I believe this is obvious even to many people who aren’t Christian. Tara Isabella Burton said this:
“In many ways, a course in theology is an ideal synthesis of all other liberal arts: no longer, perhaps, “Queen of the Sciences,” but at least, as Wood terms it, “Queen of the Humanities.” ” -‘Study Theology, Even if You Don’t Believe in God‘
Quadrivium vs. Trivium in Classical Education
Trivium means ‘three roads’ or three ways. Quadrivium means ‘four roads’ or four ways.
As outlined in the diagram at the beginning of this article, the quadrivium sits apart from the trivium. It is usually done after the trivium in a tertiary institution.

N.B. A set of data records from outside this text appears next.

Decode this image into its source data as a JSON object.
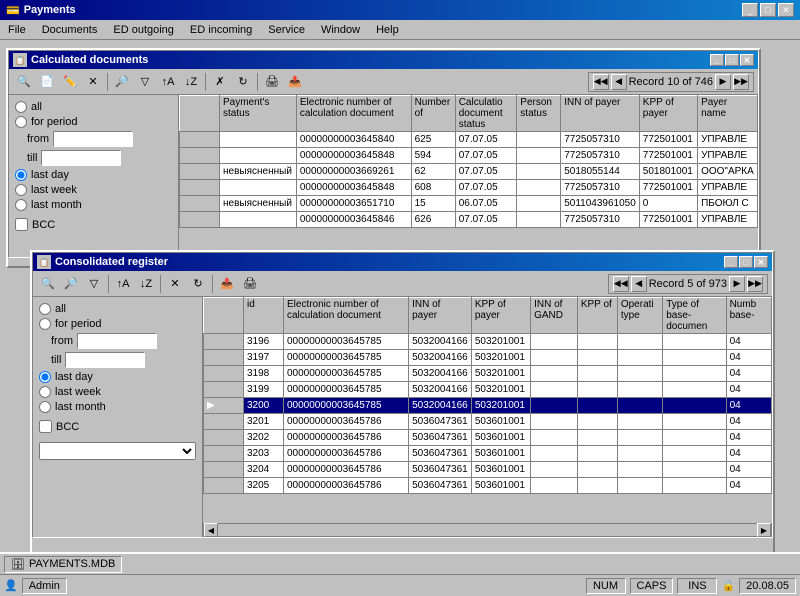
{
  "app": {
    "title": "Payments",
    "icon": "💳"
  },
  "menu": {
    "items": [
      "File",
      "Documents",
      "ED outgoing",
      "ED incoming",
      "Service",
      "Window",
      "Help"
    ]
  },
  "calculated_documents": {
    "title": "Calculated documents",
    "record_info": "Record 10 of 746",
    "filter": {
      "all_label": "all",
      "for_period_label": "for period",
      "from_label": "from",
      "till_label": "till",
      "last_day_label": "last day",
      "last_week_label": "last week",
      "last_month_label": "last month",
      "bcc_label": "BCC"
    },
    "table": {
      "headers": [
        "Payment's status",
        "Electronic number of calculation document",
        "Number of",
        "Calculation document status",
        "Person status",
        "INN of payer",
        "KPP of payer",
        "Payer name"
      ],
      "rows": [
        {
          "status": "",
          "elec_num": "00000000003645840",
          "num": "625",
          "calc_status": "07.07.05",
          "person_status": "",
          "inn": "7725057310",
          "kpp": "772501001",
          "payer": "УПРАВЛЕ"
        },
        {
          "status": "",
          "elec_num": "00000000003645848",
          "num": "594",
          "calc_status": "07.07.05",
          "person_status": "",
          "inn": "7725057310",
          "kpp": "772501001",
          "payer": "УПРАВЛЕ"
        },
        {
          "status": "невыясненный",
          "elec_num": "00000000003669261",
          "num": "62",
          "calc_status": "07.07.05",
          "person_status": "",
          "inn": "5018055144",
          "kpp": "501801001",
          "payer": "ООО\"АРКА"
        },
        {
          "status": "",
          "elec_num": "00000000003645848",
          "num": "608",
          "calc_status": "07.07.05",
          "person_status": "",
          "inn": "7725057310",
          "kpp": "772501001",
          "payer": "УПРАВЛЕ"
        },
        {
          "status": "невыясненный",
          "elec_num": "00000000003651710",
          "num": "15",
          "calc_status": "06.07.05",
          "person_status": "",
          "inn": "5011043961050",
          "kpp": "0",
          "payer": "ПБОЮЛ С"
        },
        {
          "status": "",
          "elec_num": "00000000003645846",
          "num": "626",
          "calc_status": "07.07.05",
          "person_status": "",
          "inn": "7725057310",
          "kpp": "772501001",
          "payer": "УПРАВЛЕ"
        }
      ]
    }
  },
  "consolidated_register": {
    "title": "Consolidated register",
    "record_info": "Record 5 of 973",
    "filter": {
      "all_label": "all",
      "for_period_label": "for period",
      "from_label": "from",
      "till_label": "till",
      "last_day_label": "last day",
      "last_week_label": "last week",
      "last_month_label": "last month",
      "bcc_label": "BCC"
    },
    "table": {
      "headers": [
        "id",
        "Electronic number of calculation document",
        "INN of payer",
        "KPP of payer",
        "INN of GAND",
        "KPP of",
        "Operati type",
        "Type of base-document",
        "Numb base-"
      ],
      "rows": [
        {
          "selected": false,
          "id": "3196",
          "elec_num": "00000000003645785",
          "inn": "5032004166",
          "kpp": "503201001",
          "inn_gand": "",
          "kpp2": "",
          "op_type": "",
          "type_base": "",
          "num_base": "04"
        },
        {
          "selected": false,
          "id": "3197",
          "elec_num": "00000000003645785",
          "inn": "5032004166",
          "kpp": "503201001",
          "inn_gand": "",
          "kpp2": "",
          "op_type": "",
          "type_base": "",
          "num_base": "04"
        },
        {
          "selected": false,
          "id": "3198",
          "elec_num": "00000000003645785",
          "inn": "5032004166",
          "kpp": "503201001",
          "inn_gand": "",
          "kpp2": "",
          "op_type": "",
          "type_base": "",
          "num_base": "04"
        },
        {
          "selected": false,
          "id": "3199",
          "elec_num": "00000000003645785",
          "inn": "5032004166",
          "kpp": "503201001",
          "inn_gand": "",
          "kpp2": "",
          "op_type": "",
          "type_base": "",
          "num_base": "04"
        },
        {
          "selected": true,
          "id": "3200",
          "elec_num": "00000000003645785",
          "inn": "5032004166",
          "kpp": "503201001",
          "inn_gand": "",
          "kpp2": "",
          "op_type": "",
          "type_base": "",
          "num_base": "04"
        },
        {
          "selected": false,
          "id": "3201",
          "elec_num": "00000000003645786",
          "inn": "5036047361",
          "kpp": "503601001",
          "inn_gand": "",
          "kpp2": "",
          "op_type": "",
          "type_base": "",
          "num_base": "04"
        },
        {
          "selected": false,
          "id": "3202",
          "elec_num": "00000000003645786",
          "inn": "5036047361",
          "kpp": "503601001",
          "inn_gand": "",
          "kpp2": "",
          "op_type": "",
          "type_base": "",
          "num_base": "04"
        },
        {
          "selected": false,
          "id": "3203",
          "elec_num": "00000000003645786",
          "inn": "5036047361",
          "kpp": "503601001",
          "inn_gand": "",
          "kpp2": "",
          "op_type": "",
          "type_base": "",
          "num_base": "04"
        },
        {
          "selected": false,
          "id": "3204",
          "elec_num": "00000000003645786",
          "inn": "5036047361",
          "kpp": "503601001",
          "inn_gand": "",
          "kpp2": "",
          "op_type": "",
          "type_base": "",
          "num_base": "04"
        },
        {
          "selected": false,
          "id": "3205",
          "elec_num": "00000000003645786",
          "inn": "5036047361",
          "kpp": "503601001",
          "inn_gand": "",
          "kpp2": "",
          "op_type": "",
          "type_base": "",
          "num_base": "04"
        }
      ]
    }
  },
  "statusbar": {
    "db_label": "PAYMENTS.MDB",
    "user_label": "Admin",
    "num_label": "NUM",
    "caps_label": "CAPS",
    "ins_label": "INS",
    "date_label": "20.08.05"
  },
  "toolbar_icons": {
    "search": "🔍",
    "nav_first": "◀◀",
    "nav_prev": "◀",
    "nav_next": "▶",
    "nav_last": "▶▶"
  }
}
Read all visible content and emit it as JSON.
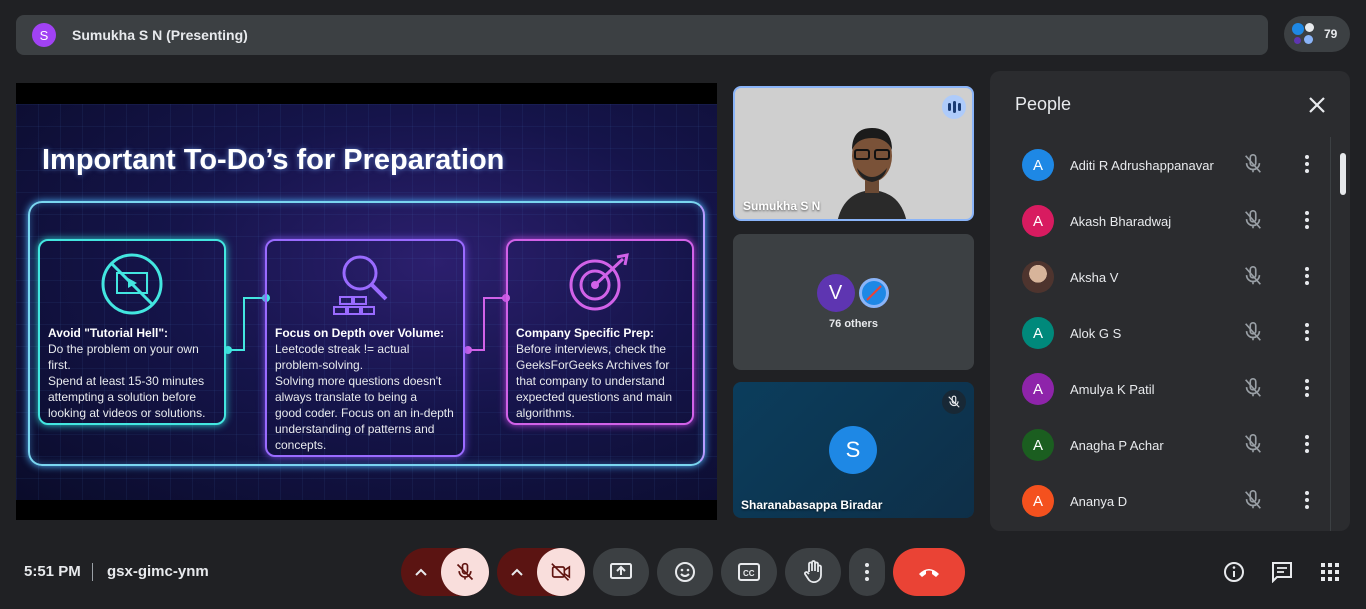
{
  "topbar": {
    "presenter_initial": "S",
    "title": "Sumukha S N (Presenting)"
  },
  "participant_count": "79",
  "slide": {
    "title": "Important To-Do’s for Preparation",
    "cards": [
      {
        "title": "Avoid \"Tutorial Hell\":",
        "text": "Do the problem on your own\nfirst.\nSpend at least 15-30 minutes\nattempting a solution before\nlooking at videos or solutions."
      },
      {
        "title": "Focus on Depth over Volume:",
        "text": "Leetcode streak != actual\nproblem-solving.\nSolving more questions doesn't\nalways translate to being a\ngood coder. Focus on an in-depth\nunderstanding of patterns and\nconcepts."
      },
      {
        "title": "Company Specific Prep:",
        "text": "Before interviews, check the\nGeeksForGeeks Archives for\nthat company to understand\nexpected questions and main\nalgorithms."
      }
    ]
  },
  "tiles": {
    "speaker": {
      "name": "Sumukha S N"
    },
    "others": {
      "initial": "V",
      "label": "76 others"
    },
    "third": {
      "initial": "S",
      "name": "Sharanabasappa Biradar"
    }
  },
  "people_panel": {
    "title": "People",
    "participants": [
      {
        "initial": "A",
        "name": "Aditi R Adrushappanavar",
        "color": "#1e88e5"
      },
      {
        "initial": "A",
        "name": "Akash Bharadwaj",
        "color": "#d81b60"
      },
      {
        "initial": "",
        "name": "Aksha V",
        "color": "#8d6e63"
      },
      {
        "initial": "A",
        "name": "Alok G S",
        "color": "#00897b"
      },
      {
        "initial": "A",
        "name": "Amulya K Patil",
        "color": "#8e24aa"
      },
      {
        "initial": "A",
        "name": "Anagha P Achar",
        "color": "#1b5e20"
      },
      {
        "initial": "A",
        "name": "Ananya D",
        "color": "#f4511e"
      }
    ]
  },
  "bottombar": {
    "time": "5:51 PM",
    "meeting_code": "gsx-gimc-ynm"
  }
}
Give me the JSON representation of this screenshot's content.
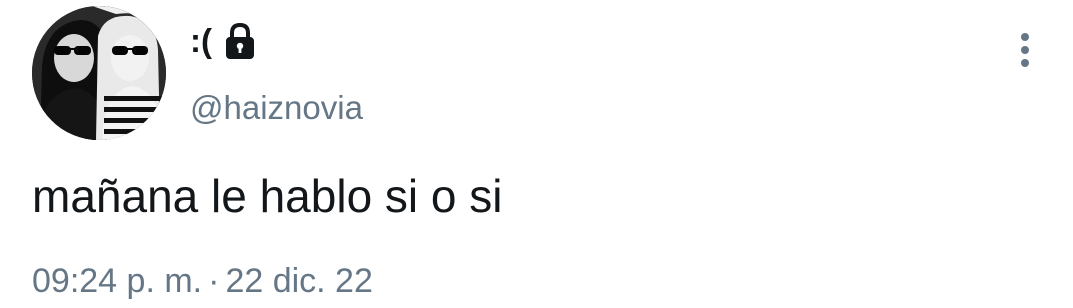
{
  "tweet": {
    "author": {
      "display_name": ":(",
      "handle": "@haiznovia",
      "protected": true,
      "avatar_icon": "avatar-photo-icon"
    },
    "text": "mañana le hablo si o si",
    "time": "09:24 p. m.",
    "separator": "·",
    "date": "22 dic. 22",
    "more_icon": "more-vertical-icon"
  },
  "colors": {
    "text_primary": "#14171a",
    "text_secondary": "#657786",
    "background": "#ffffff"
  }
}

Whereas the trivium might be described better as phases or stages (grammar, logic, and rhetoric), the quadrivium is probably better described as a set of subjects instead of phases.
The trivium gives children the tools for learning (knowledge, understanding, and wisdom), and the quadrivium is a set of subjects to which those tools are applied.

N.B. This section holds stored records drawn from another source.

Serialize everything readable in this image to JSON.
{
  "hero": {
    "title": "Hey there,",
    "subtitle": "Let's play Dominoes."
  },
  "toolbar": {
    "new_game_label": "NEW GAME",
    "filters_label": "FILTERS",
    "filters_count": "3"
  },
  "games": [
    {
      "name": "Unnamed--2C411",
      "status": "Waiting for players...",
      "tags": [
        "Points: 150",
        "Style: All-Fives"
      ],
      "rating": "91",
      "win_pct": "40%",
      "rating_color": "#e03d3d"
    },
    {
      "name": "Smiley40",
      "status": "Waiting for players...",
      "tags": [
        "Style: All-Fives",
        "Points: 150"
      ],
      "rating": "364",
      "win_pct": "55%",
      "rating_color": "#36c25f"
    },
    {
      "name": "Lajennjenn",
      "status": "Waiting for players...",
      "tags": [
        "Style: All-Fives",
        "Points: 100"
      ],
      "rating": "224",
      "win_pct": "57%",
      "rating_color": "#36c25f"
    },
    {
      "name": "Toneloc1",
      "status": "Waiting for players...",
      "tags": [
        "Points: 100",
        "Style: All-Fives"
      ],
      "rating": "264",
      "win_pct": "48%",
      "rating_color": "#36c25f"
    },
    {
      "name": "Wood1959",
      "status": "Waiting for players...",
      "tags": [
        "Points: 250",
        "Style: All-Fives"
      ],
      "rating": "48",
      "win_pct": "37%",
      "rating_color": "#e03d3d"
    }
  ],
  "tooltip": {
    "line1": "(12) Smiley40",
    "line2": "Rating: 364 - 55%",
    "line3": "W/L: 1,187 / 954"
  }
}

The trivium and quadrivium together make up the 7 Liberal arts.
The Trivium refers to the first three of the seven liberal arts and consists of grammar, dialectic, and rhetoric. Just as the word classical expands out in many directions, so does the word Trivium. Within the Trivium, the constituent parts are enormous subjects in their own right. – Douglas Wilson, The Case for Classical Christian Education, p. 132.
How to Get a Classical Education Curriculum for a Homeschool
There are plenty of good Classical education curriculum options around like:
- Memoria Press,
- Classical Conversations,
- Veritas Press and
- My Father’s World (a mix between classical and Charlotte Mason education).
I’ve looked into several of these options which can be found reviewed here.
Further Reading on the Trivium in Classical Education
- Lost Tools of Learning by Dorothy Sayers. It’s a must-read for anyone considering classical Christian education. You can hear it on Youtube here.
- The Case for Classical Christian Education by Douglas Wilson. It will help you understand Classical Christian education today in the school context.
I’ve quoted from both texts in this article as I’ve wanted to go back to the original source of modern classical education.
Compared to modern educational teaching methods, the trivium in classical education gives students the tools for learning which they can use for subsequent subjects they study or just for an intelligent analysis of everyday life. The trivium equips children to recognize logical fallacies and doesn’t leave them helpless at the hands of the media or other publications. The trivium in classical Christian education gives children context for life as it incorporates theology into all subjects. As such, an education in the classics prepares students well for life in today’s world.